→ EXERCISE DIRECTIONS
Your answer should repeat the entries in full, exactly as given, with no pictures.

→ Interface dataset entries
----
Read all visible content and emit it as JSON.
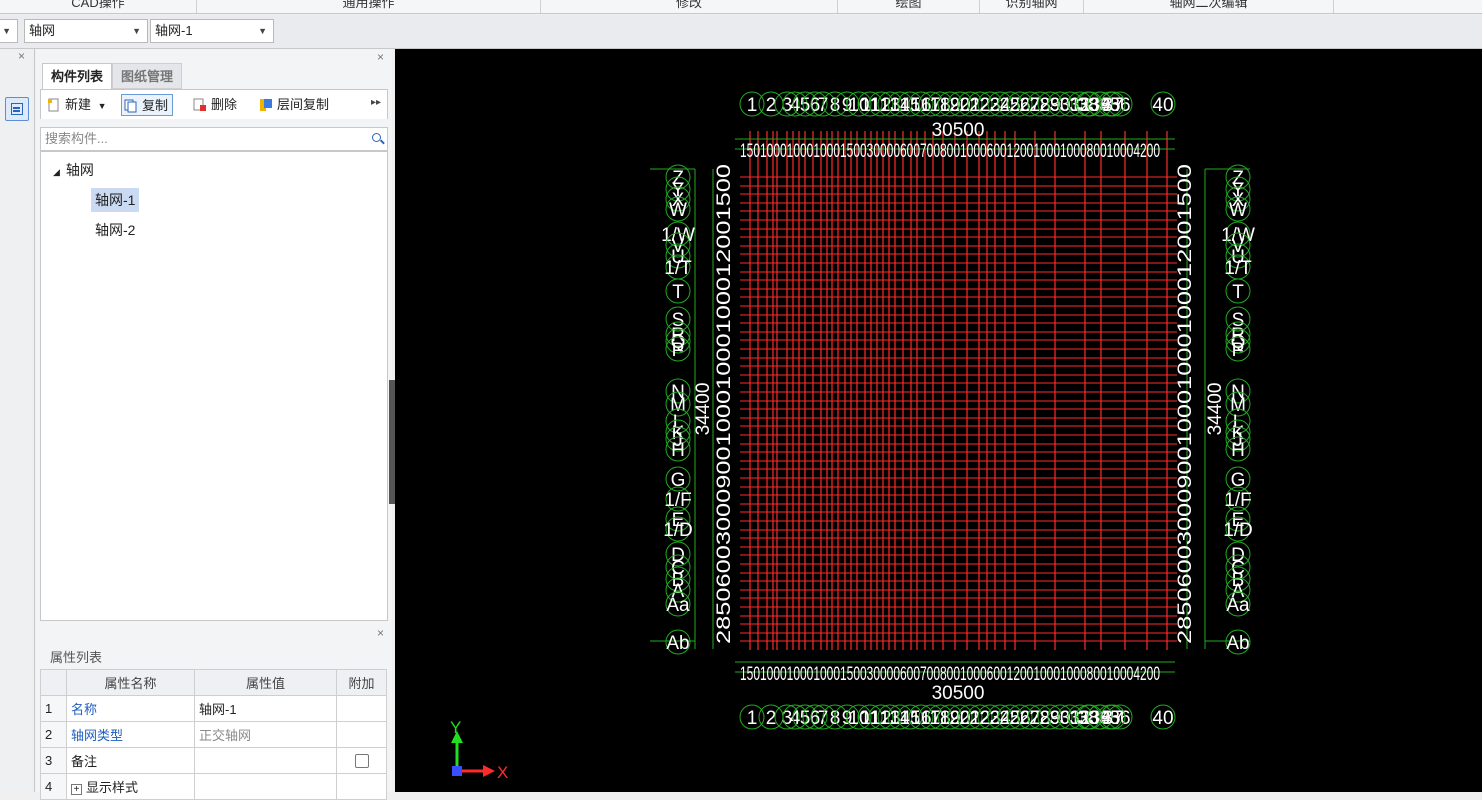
{
  "ribbon": {
    "groups": [
      "CAD操作",
      "通用操作",
      "修改",
      "绘图",
      "识别轴网",
      "轴网二次编辑"
    ]
  },
  "toolbar": {
    "dropdown1_value": "轴网",
    "dropdown2_value": "轴网-1"
  },
  "component_panel": {
    "tabs": [
      "构件列表",
      "图纸管理"
    ],
    "buttons": {
      "new": "新建",
      "copy": "复制",
      "delete": "删除",
      "floor_copy": "层间复制"
    },
    "search_placeholder": "搜索构件...",
    "tree": {
      "root": "轴网",
      "children": [
        "轴网-1",
        "轴网-2"
      ]
    }
  },
  "property_panel": {
    "title": "属性列表",
    "headers": [
      "属性名称",
      "属性值",
      "附加"
    ],
    "rows": [
      {
        "num": "1",
        "name": "名称",
        "value": "轴网-1"
      },
      {
        "num": "2",
        "name": "轴网类型",
        "value": "正交轴网"
      },
      {
        "num": "3",
        "name": "备注",
        "value": ""
      },
      {
        "num": "4",
        "name": "显示样式",
        "value": ""
      }
    ]
  },
  "canvas": {
    "top_axis_labels": [
      "1",
      "2",
      "3",
      "4",
      "5",
      "6",
      "7",
      "8",
      "9",
      "10",
      "11",
      "12",
      "13",
      "14",
      "15",
      "16",
      "17",
      "18",
      "19",
      "20",
      "21",
      "22",
      "23",
      "24",
      "25",
      "26",
      "27",
      "28",
      "29",
      "30",
      "31",
      "32",
      "33",
      "34",
      "35",
      "36",
      "37",
      "38",
      "39",
      "40"
    ],
    "top_total_dim": "30500",
    "top_seg_dims_text": "150100010001000150030000600700800100060012001000100080010004200",
    "bottom_total_dim": "30500",
    "bottom_seg_dims_text": "150100010001000150030000600700800100060012001000100080010004200",
    "side_axis_labels": [
      "Z",
      "Y",
      "X",
      "W",
      "1/W",
      "V",
      "U",
      "1/T",
      "T",
      "S",
      "R",
      "Q",
      "P",
      "N",
      "M",
      "L",
      "K",
      "J",
      "H",
      "G",
      "1/F",
      "E",
      "1/D",
      "D",
      "C",
      "B",
      "A",
      "Aa",
      "Ab"
    ],
    "left_total_dim": "34400",
    "right_total_dim": "34400",
    "side_seg_dims_text": "2850600300090010001000100012001500",
    "ucs": {
      "x_label": "X",
      "y_label": "Y"
    },
    "colors": {
      "grid": "#ff2a2a",
      "dims": "#22aa22",
      "text": "#ffffff",
      "background": "#000000"
    }
  }
}
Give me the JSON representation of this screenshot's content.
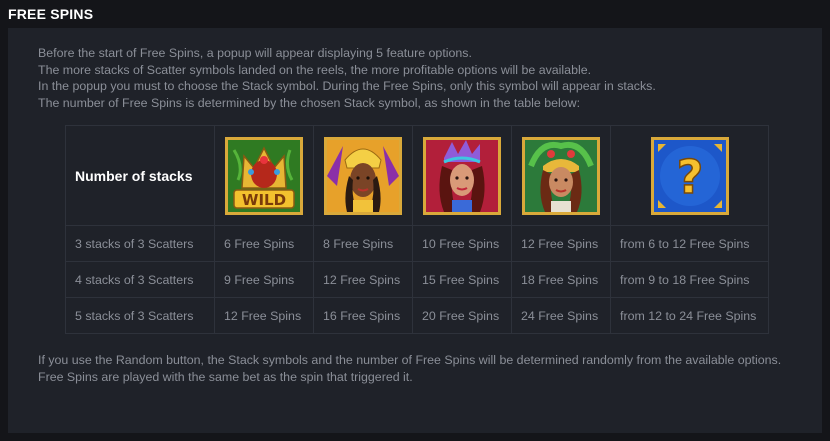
{
  "header": {
    "title": "FREE SPINS"
  },
  "intro": [
    "Before the start of Free Spins, a popup will appear displaying 5 feature options.",
    "The more stacks of Scatter symbols landed on the reels, the more profitable options will be available.",
    "In the popup you must to choose the Stack symbol. During the Free Spins, only this symbol will appear in stacks.",
    "The number of Free Spins is determined by the chosen Stack symbol, as shown in the table below:"
  ],
  "table": {
    "header_label": "Number of stacks",
    "symbols": [
      {
        "icon": "wild-crown-icon",
        "text": "WILD"
      },
      {
        "icon": "yellow-dancer-icon"
      },
      {
        "icon": "red-dancer-icon"
      },
      {
        "icon": "green-dancer-icon"
      },
      {
        "icon": "random-question-icon",
        "text": "?"
      }
    ],
    "rows": [
      [
        "3 stacks of 3 Scatters",
        "6 Free Spins",
        "8 Free Spins",
        "10 Free Spins",
        "12 Free Spins",
        "from 6 to 12 Free Spins"
      ],
      [
        "4 stacks of 3 Scatters",
        "9 Free Spins",
        "12 Free Spins",
        "15 Free Spins",
        "18 Free Spins",
        "from 9 to 18 Free Spins"
      ],
      [
        "5 stacks of 3 Scatters",
        "12 Free Spins",
        "16 Free Spins",
        "20 Free Spins",
        "24 Free Spins",
        "from 12 to 24 Free Spins"
      ]
    ]
  },
  "outro": [
    "If you use the Random button, the Stack symbols and the number of Free Spins will be determined randomly from the available options.",
    "Free Spins are played with the same bet as the spin that triggered it."
  ],
  "colors": {
    "page_background": "#141519",
    "panel_background": "#1f2229",
    "body_text": "#8b8f98",
    "heading_text": "#ffffff",
    "table_border": "#2e323b",
    "symbol_frame": "#d9a93a"
  }
}
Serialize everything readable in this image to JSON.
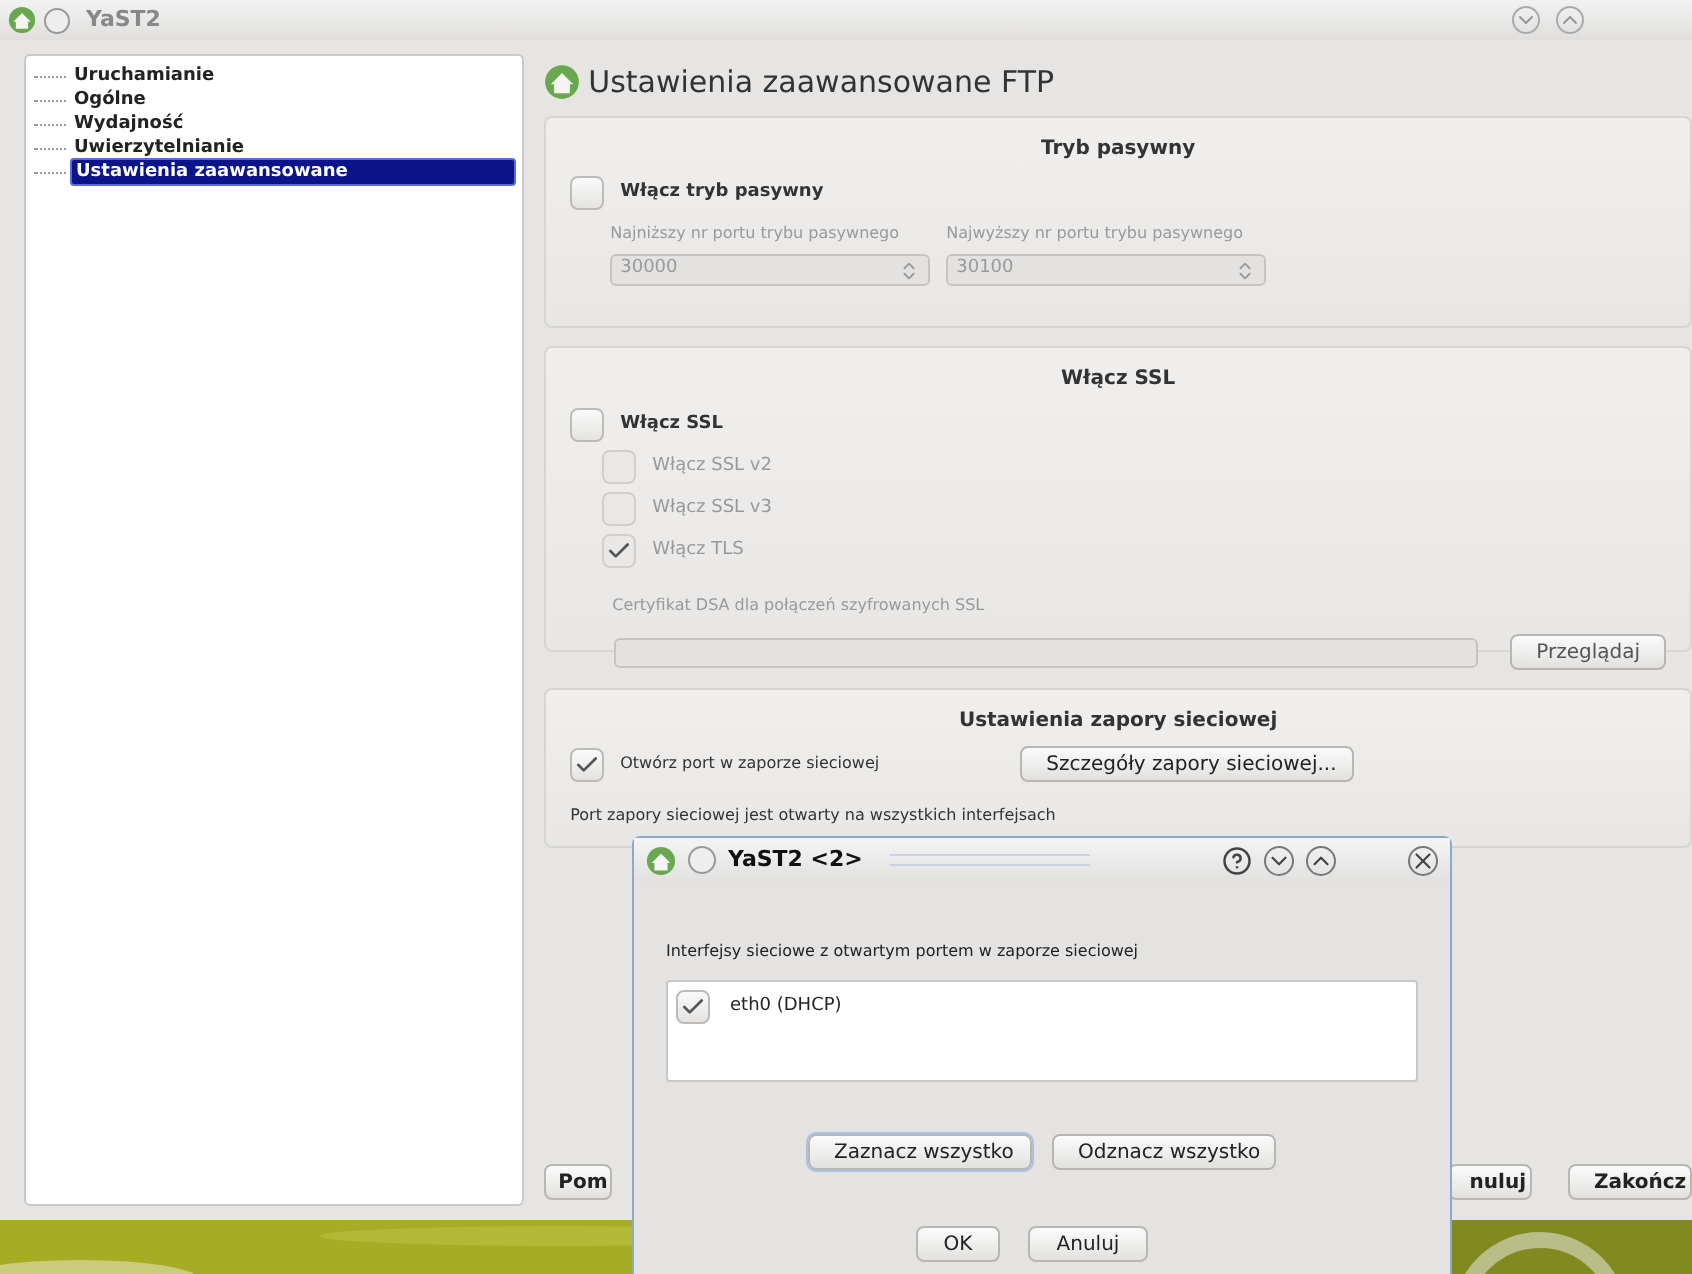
{
  "window": {
    "title": "YaST2"
  },
  "tree": {
    "items": [
      {
        "label": "Uruchamianie",
        "selected": false
      },
      {
        "label": "Ogólne",
        "selected": false
      },
      {
        "label": "Wydajność",
        "selected": false
      },
      {
        "label": "Uwierzytelnianie",
        "selected": false
      },
      {
        "label": "Ustawienia zaawansowane",
        "selected": true
      }
    ]
  },
  "heading": "Ustawienia zaawansowane FTP",
  "passive": {
    "title": "Tryb pasywny",
    "enable": {
      "label": "Włącz tryb pasywny",
      "checked": false
    },
    "fields": [
      {
        "label": "Najniższy nr portu trybu pasywnego",
        "value": "30000",
        "disabled": true
      },
      {
        "label": "Najwyższy nr portu trybu pasywnego",
        "value": "30100",
        "disabled": true
      }
    ]
  },
  "ssl": {
    "title": "Włącz SSL",
    "enable": {
      "label": "Włącz SSL",
      "checked": false
    },
    "options": [
      {
        "label": "Włącz SSL v2",
        "checked": false,
        "disabled": true
      },
      {
        "label": "Włącz SSL v3",
        "checked": false,
        "disabled": true
      },
      {
        "label": "Włącz TLS",
        "checked": true,
        "disabled": true
      }
    ],
    "cert_label": "Certyfikat DSA dla połączeń szyfrowanych SSL",
    "browse_button": "Przeglądaj"
  },
  "firewall": {
    "title": "Ustawienia zapory sieciowej",
    "open_port": {
      "label": "Otwórz port w zaporze sieciowej",
      "checked": true
    },
    "details_button": "Szczegóły zapory sieciowej...",
    "status": "Port zapory sieciowej jest otwarty na wszystkich interfejsach"
  },
  "buttons": [
    "Pom",
    "nuluj",
    "Zakończ"
  ],
  "dialog": {
    "title": "YaST2 <2>",
    "list_label": "Interfejsy sieciowe z otwartym portem w zaporze sieciowej",
    "interfaces": [
      {
        "label": "eth0 (DHCP)",
        "checked": true
      }
    ],
    "buttons": [
      {
        "label": "Zaznacz wszystko",
        "focused": true
      },
      {
        "label": "Odznacz wszystko",
        "focused": false
      }
    ],
    "footer_buttons": [
      "OK",
      "Anuluj"
    ]
  }
}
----
→ RESULT BELOW
Read all visible content and emit it as JSON.
{
  "ribbon": {
    "groups": [
      "CAD操作",
      "通用操作",
      "修改",
      "绘图",
      "识别轴网",
      "轴网二次编辑"
    ]
  },
  "toolbar": {
    "dropdown1_value": "轴网",
    "dropdown2_value": "轴网-1"
  },
  "component_panel": {
    "tabs": [
      "构件列表",
      "图纸管理"
    ],
    "buttons": {
      "new": "新建",
      "copy": "复制",
      "delete": "删除",
      "floor_copy": "层间复制"
    },
    "search_placeholder": "搜索构件...",
    "tree": {
      "root": "轴网",
      "children": [
        "轴网-1",
        "轴网-2"
      ]
    }
  },
  "property_panel": {
    "title": "属性列表",
    "headers": [
      "属性名称",
      "属性值",
      "附加"
    ],
    "rows": [
      {
        "num": "1",
        "name": "名称",
        "value": "轴网-1"
      },
      {
        "num": "2",
        "name": "轴网类型",
        "value": "正交轴网"
      },
      {
        "num": "3",
        "name": "备注",
        "value": ""
      },
      {
        "num": "4",
        "name": "显示样式",
        "value": ""
      }
    ]
  },
  "canvas": {
    "top_axis_labels": [
      "1",
      "2",
      "3",
      "4",
      "5",
      "6",
      "7",
      "8",
      "9",
      "10",
      "11",
      "12",
      "13",
      "14",
      "15",
      "16",
      "17",
      "18",
      "19",
      "20",
      "21",
      "22",
      "23",
      "24",
      "25",
      "26",
      "27",
      "28",
      "29",
      "30",
      "31",
      "32",
      "33",
      "34",
      "35",
      "36",
      "37",
      "38",
      "39",
      "40"
    ],
    "top_total_dim": "30500",
    "top_seg_dims_text": "150100010001000150030000600700800100060012001000100080010004200",
    "bottom_total_dim": "30500",
    "bottom_seg_dims_text": "150100010001000150030000600700800100060012001000100080010004200",
    "side_axis_labels": [
      "Z",
      "Y",
      "X",
      "W",
      "1/W",
      "V",
      "U",
      "1/T",
      "T",
      "S",
      "R",
      "Q",
      "P",
      "N",
      "M",
      "L",
      "K",
      "J",
      "H",
      "G",
      "1/F",
      "E",
      "1/D",
      "D",
      "C",
      "B",
      "A",
      "Aa",
      "Ab"
    ],
    "left_total_dim": "34400",
    "right_total_dim": "34400",
    "side_seg_dims_text": "2850600300090010001000100012001500",
    "ucs": {
      "x_label": "X",
      "y_label": "Y"
    },
    "colors": {
      "grid": "#ff2a2a",
      "dims": "#22aa22",
      "text": "#ffffff",
      "background": "#000000"
    }
  }
}
Give me the JSON representation of this screenshot's content.
{
  "header": {
    "title": "FREE SPINS"
  },
  "intro": [
    "Before the start of Free Spins, a popup will appear displaying 5 feature options.",
    "The more stacks of Scatter symbols landed on the reels, the more profitable options will be available.",
    "In the popup you must to choose the Stack symbol. During the Free Spins, only this symbol will appear in stacks.",
    "The number of Free Spins is determined by the chosen Stack symbol, as shown in the table below:"
  ],
  "table": {
    "header_label": "Number of stacks",
    "symbols": [
      {
        "icon": "wild-crown-icon",
        "text": "WILD"
      },
      {
        "icon": "yellow-dancer-icon"
      },
      {
        "icon": "red-dancer-icon"
      },
      {
        "icon": "green-dancer-icon"
      },
      {
        "icon": "random-question-icon",
        "text": "?"
      }
    ],
    "rows": [
      [
        "3 stacks of 3 Scatters",
        "6 Free Spins",
        "8 Free Spins",
        "10 Free Spins",
        "12 Free Spins",
        "from 6 to 12 Free Spins"
      ],
      [
        "4 stacks of 3 Scatters",
        "9 Free Spins",
        "12 Free Spins",
        "15 Free Spins",
        "18 Free Spins",
        "from 9 to 18 Free Spins"
      ],
      [
        "5 stacks of 3 Scatters",
        "12 Free Spins",
        "16 Free Spins",
        "20 Free Spins",
        "24 Free Spins",
        "from 12 to 24 Free Spins"
      ]
    ]
  },
  "outro": [
    "If you use the Random button, the Stack symbols and the number of Free Spins will be determined randomly from the available options.",
    "Free Spins are played with the same bet as the spin that triggered it."
  ],
  "colors": {
    "page_background": "#141519",
    "panel_background": "#1f2229",
    "body_text": "#8b8f98",
    "heading_text": "#ffffff",
    "table_border": "#2e323b",
    "symbol_frame": "#d9a93a"
  }
}
Serialize everything readable in this image to JSON.
{
  "window": {
    "title": "YaST2"
  },
  "tree": {
    "items": [
      {
        "label": "Uruchamianie",
        "selected": false
      },
      {
        "label": "Ogólne",
        "selected": false
      },
      {
        "label": "Wydajność",
        "selected": false
      },
      {
        "label": "Uwierzytelnianie",
        "selected": false
      },
      {
        "label": "Ustawienia zaawansowane",
        "selected": true
      }
    ]
  },
  "heading": "Ustawienia zaawansowane FTP",
  "passive": {
    "title": "Tryb pasywny",
    "enable": {
      "label": "Włącz tryb pasywny",
      "checked": false
    },
    "fields": [
      {
        "label": "Najniższy nr portu trybu pasywnego",
        "value": "30000",
        "disabled": true
      },
      {
        "label": "Najwyższy nr portu trybu pasywnego",
        "value": "30100",
        "disabled": true
      }
    ]
  },
  "ssl": {
    "title": "Włącz SSL",
    "enable": {
      "label": "Włącz SSL",
      "checked": false
    },
    "options": [
      {
        "label": "Włącz SSL v2",
        "checked": false,
        "disabled": true
      },
      {
        "label": "Włącz SSL v3",
        "checked": false,
        "disabled": true
      },
      {
        "label": "Włącz TLS",
        "checked": true,
        "disabled": true
      }
    ],
    "cert_label": "Certyfikat DSA dla połączeń szyfrowanych SSL",
    "browse_button": "Przeglądaj"
  },
  "firewall": {
    "title": "Ustawienia zapory sieciowej",
    "open_port": {
      "label": "Otwórz port w zaporze sieciowej",
      "checked": true
    },
    "details_button": "Szczegóły zapory sieciowej...",
    "status": "Port zapory sieciowej jest otwarty na wszystkich interfejsach"
  },
  "buttons": [
    "Pom",
    "nuluj",
    "Zakończ"
  ],
  "dialog": {
    "title": "YaST2 <2>",
    "list_label": "Interfejsy sieciowe z otwartym portem w zaporze sieciowej",
    "interfaces": [
      {
        "label": "eth0 (DHCP)",
        "checked": true
      }
    ],
    "buttons": [
      {
        "label": "Zaznacz wszystko",
        "focused": true
      },
      {
        "label": "Odznacz wszystko",
        "focused": false
      }
    ],
    "footer_buttons": [
      "OK",
      "Anuluj"
    ]
  }
}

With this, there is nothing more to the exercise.